Your answer should be every line with the word "Process", copied from the data below.

------------------------------------------------

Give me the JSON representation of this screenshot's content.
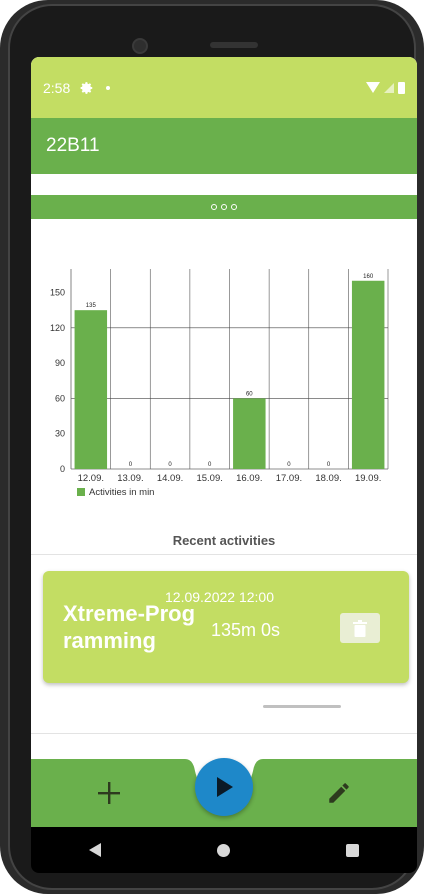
{
  "status_bar": {
    "time": "2:58",
    "icons": [
      "gear-icon",
      "notification-dot-icon",
      "wifi-icon",
      "cell-signal-icon",
      "battery-icon"
    ]
  },
  "app_bar": {
    "title": "22B11"
  },
  "collapse_bar": {
    "icon": "more-dots-icon"
  },
  "chart_data": {
    "type": "bar",
    "categories": [
      "12.09.",
      "13.09.",
      "14.09.",
      "15.09.",
      "16.09.",
      "17.09.",
      "18.09.",
      "19.09."
    ],
    "series": [
      {
        "name": "Activities in min",
        "values": [
          135,
          0,
          0,
          0,
          60,
          0,
          0,
          160
        ],
        "color": "#6ab04c"
      }
    ],
    "y_ticks": [
      "0",
      "30",
      "60",
      "90",
      "120",
      "150"
    ],
    "ylim": [
      0,
      170
    ],
    "grid": true,
    "legend": "bottom-left"
  },
  "recent": {
    "title": "Recent activities",
    "items": [
      {
        "date": "12.09.2022 12:00",
        "name": "Xtreme-Programming",
        "duration": "135m 0s",
        "delete_icon": "trash-icon"
      }
    ]
  },
  "bottom_bar": {
    "add_icon": "plus-icon",
    "play_icon": "play-icon",
    "edit_icon": "pencil-icon"
  },
  "colors": {
    "status_bar": "#c3dd63",
    "primary": "#6ab04c",
    "card": "#c3dd63",
    "fab": "#1e88c9"
  },
  "nav": {
    "icons": [
      "back-icon",
      "home-icon",
      "recents-icon"
    ]
  }
}
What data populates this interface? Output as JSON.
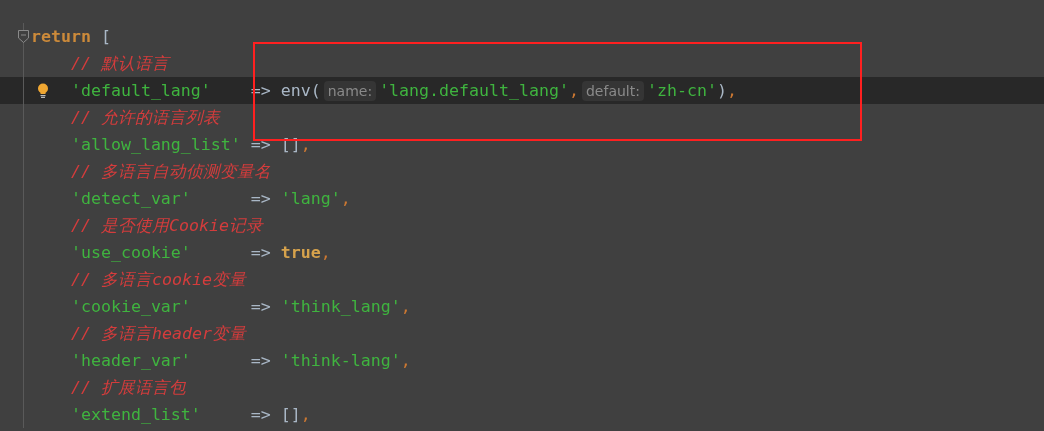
{
  "editor": {
    "annotation_box": true,
    "lines": [
      {
        "kind": "statement",
        "fold": true,
        "current": false,
        "bulb": false,
        "tokens": [
          {
            "kind": "keyword",
            "text": "return"
          },
          {
            "kind": "plain",
            "text": " ["
          }
        ]
      },
      {
        "kind": "comment",
        "current": false,
        "bulb": false,
        "text": "// 默认语言"
      },
      {
        "kind": "entry",
        "current": true,
        "bulb": true,
        "key": "'default_lang'",
        "arrow": "=>",
        "tokens": [
          {
            "kind": "plain",
            "text": "env("
          },
          {
            "kind": "hint",
            "text": "name:"
          },
          {
            "kind": "string",
            "text": "'lang.default_lang'"
          },
          {
            "kind": "punct",
            "text": ","
          },
          {
            "kind": "hint",
            "text": "default:"
          },
          {
            "kind": "string",
            "text": "'zh-cn'"
          },
          {
            "kind": "plain",
            "text": ")"
          },
          {
            "kind": "punct",
            "text": ","
          }
        ]
      },
      {
        "kind": "comment",
        "current": false,
        "bulb": false,
        "text": "// 允许的语言列表"
      },
      {
        "kind": "entry",
        "current": false,
        "bulb": false,
        "key": "'allow_lang_list'",
        "arrow": "=>",
        "tokens": [
          {
            "kind": "plain",
            "text": "[]"
          },
          {
            "kind": "punct",
            "text": ","
          }
        ]
      },
      {
        "kind": "comment",
        "current": false,
        "bulb": false,
        "text": "// 多语言自动侦测变量名"
      },
      {
        "kind": "entry",
        "current": false,
        "bulb": false,
        "key": "'detect_var'",
        "arrow": "=>",
        "tokens": [
          {
            "kind": "string",
            "text": "'lang'"
          },
          {
            "kind": "punct",
            "text": ","
          }
        ]
      },
      {
        "kind": "comment",
        "current": false,
        "bulb": false,
        "text": "// 是否使用Cookie记录"
      },
      {
        "kind": "entry",
        "current": false,
        "bulb": false,
        "key": "'use_cookie'",
        "arrow": "=>",
        "tokens": [
          {
            "kind": "boolean",
            "text": "true"
          },
          {
            "kind": "punct",
            "text": ","
          }
        ]
      },
      {
        "kind": "comment",
        "current": false,
        "bulb": false,
        "text": "// 多语言cookie变量"
      },
      {
        "kind": "entry",
        "current": false,
        "bulb": false,
        "key": "'cookie_var'",
        "arrow": "=>",
        "tokens": [
          {
            "kind": "string",
            "text": "'think_lang'"
          },
          {
            "kind": "punct",
            "text": ","
          }
        ]
      },
      {
        "kind": "comment",
        "current": false,
        "bulb": false,
        "text": "// 多语言header变量"
      },
      {
        "kind": "entry",
        "current": false,
        "bulb": false,
        "key": "'header_var'",
        "arrow": "=>",
        "tokens": [
          {
            "kind": "string",
            "text": "'think-lang'"
          },
          {
            "kind": "punct",
            "text": ","
          }
        ]
      },
      {
        "kind": "comment",
        "current": false,
        "bulb": false,
        "text": "// 扩展语言包"
      },
      {
        "kind": "entry",
        "current": false,
        "bulb": false,
        "key": "'extend_list'",
        "arrow": "=>",
        "tokens": [
          {
            "kind": "plain",
            "text": "[]"
          },
          {
            "kind": "punct",
            "text": ","
          }
        ]
      }
    ]
  }
}
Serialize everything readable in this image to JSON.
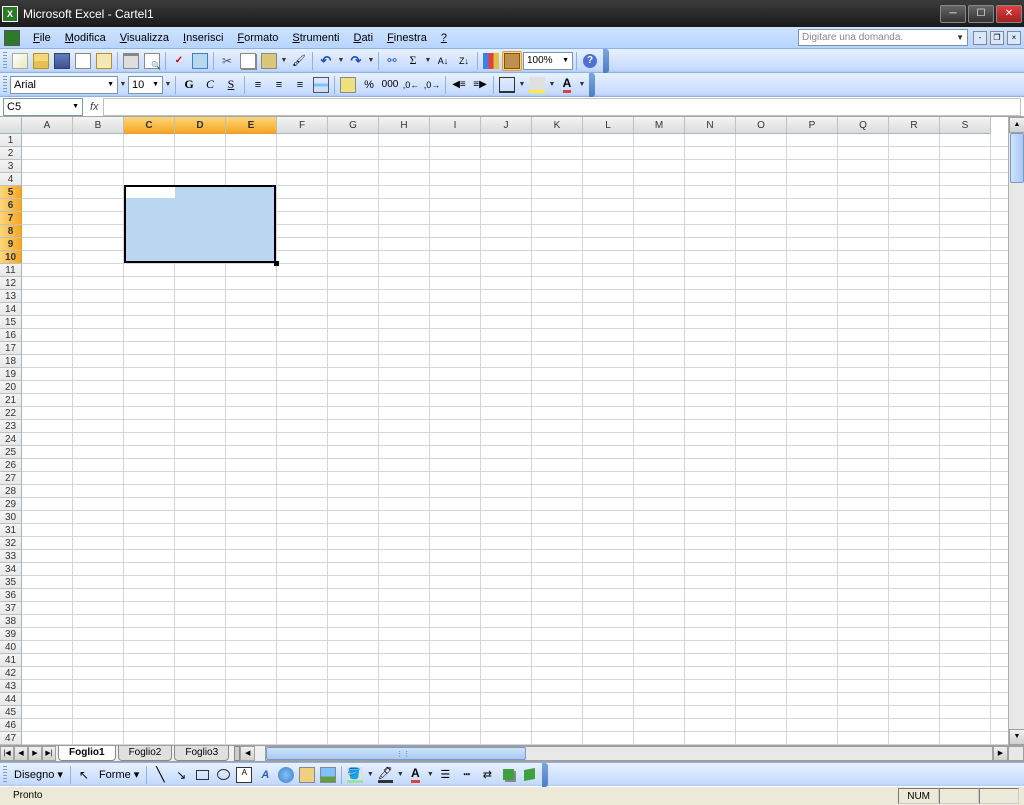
{
  "title": "Microsoft Excel - Cartel1",
  "ask": "Digitare una domanda.",
  "menus": [
    "File",
    "Modifica",
    "Visualizza",
    "Inserisci",
    "Formato",
    "Strumenti",
    "Dati",
    "Finestra",
    "?"
  ],
  "font_name": "Arial",
  "font_size": "10",
  "zoom": "100%",
  "name_box": "C5",
  "bold": "G",
  "italic": "C",
  "underline": "S",
  "columns": [
    "A",
    "B",
    "C",
    "D",
    "E",
    "F",
    "G",
    "H",
    "I",
    "J",
    "K",
    "L",
    "M",
    "N",
    "O",
    "P",
    "Q",
    "R",
    "S"
  ],
  "sel_cols": [
    "C",
    "D",
    "E"
  ],
  "sel_rows": [
    5,
    6,
    7,
    8,
    9,
    10
  ],
  "row_count": 47,
  "sheets": [
    "Foglio1",
    "Foglio2",
    "Foglio3"
  ],
  "active_sheet": "Foglio1",
  "draw_label": "Disegno",
  "forms_label": "Forme",
  "status": "Pronto",
  "numlock": "NUM"
}
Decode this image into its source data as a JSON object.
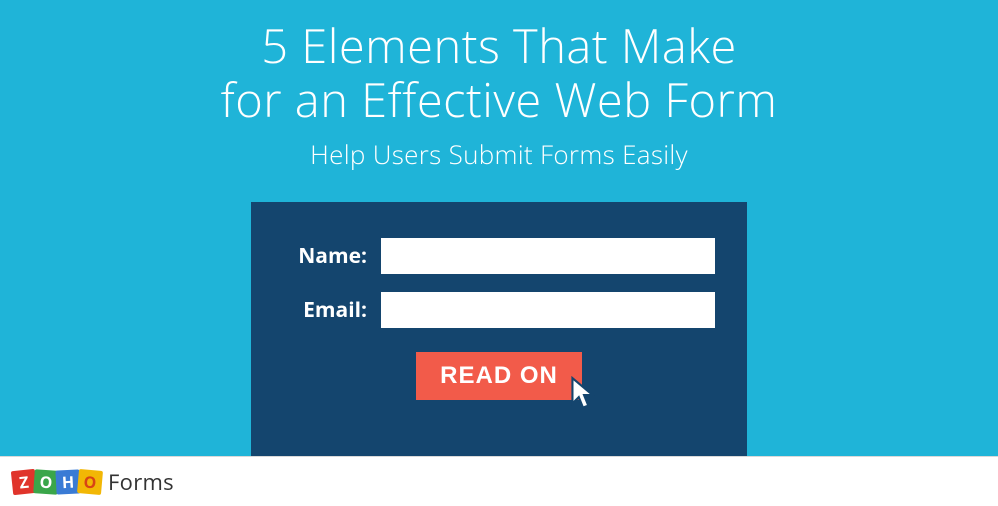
{
  "headline_line1": "5 Elements That Make",
  "headline_line2": "for an Effective Web Form",
  "subheadline": "Help Users Submit Forms Easily",
  "form": {
    "name_label": "Name:",
    "email_label": "Email:",
    "name_value": "",
    "email_value": ""
  },
  "cta_button": "READ ON",
  "logo": {
    "z": "Z",
    "o1": "O",
    "h": "H",
    "o2": "O",
    "product": "Forms"
  }
}
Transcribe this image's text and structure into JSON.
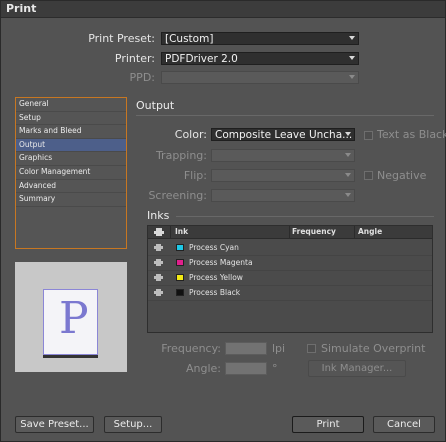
{
  "window": {
    "title": "Print"
  },
  "top": {
    "preset_label": "Print Preset:",
    "preset_value": "[Custom]",
    "printer_label": "Printer:",
    "printer_value": "PDFDriver 2.0",
    "ppd_label": "PPD:",
    "ppd_value": ""
  },
  "sidebar": {
    "items": [
      {
        "label": "General"
      },
      {
        "label": "Setup"
      },
      {
        "label": "Marks and Bleed"
      },
      {
        "label": "Output"
      },
      {
        "label": "Graphics"
      },
      {
        "label": "Color Management"
      },
      {
        "label": "Advanced"
      },
      {
        "label": "Summary"
      }
    ],
    "selected_index": 3
  },
  "preview": {
    "letter": "P"
  },
  "output": {
    "heading": "Output",
    "color_label": "Color:",
    "color_value": "Composite Leave Uncha...",
    "text_as_black_label": "Text as Black",
    "trapping_label": "Trapping:",
    "flip_label": "Flip:",
    "negative_label": "Negative",
    "screening_label": "Screening:"
  },
  "inks": {
    "heading": "Inks",
    "columns": {
      "ink": "Ink",
      "frequency": "Frequency",
      "angle": "Angle"
    },
    "rows": [
      {
        "name": "Process Cyan",
        "color": "#1ec8e6"
      },
      {
        "name": "Process Magenta",
        "color": "#e0208c"
      },
      {
        "name": "Process Yellow",
        "color": "#f2ea14"
      },
      {
        "name": "Process Black",
        "color": "#111111"
      }
    ]
  },
  "controls": {
    "frequency_label": "Frequency:",
    "frequency_unit": "lpi",
    "angle_label": "Angle:",
    "angle_unit": "°",
    "simulate_overprint_label": "Simulate Overprint",
    "ink_manager_label": "Ink Manager..."
  },
  "footer": {
    "save_preset": "Save Preset...",
    "setup": "Setup...",
    "print": "Print",
    "cancel": "Cancel"
  }
}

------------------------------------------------

Response:
        "name": "Process Cyan",
        "name": "Process Magenta",
        "name": "Process Yellow",
        "name": "Process Black",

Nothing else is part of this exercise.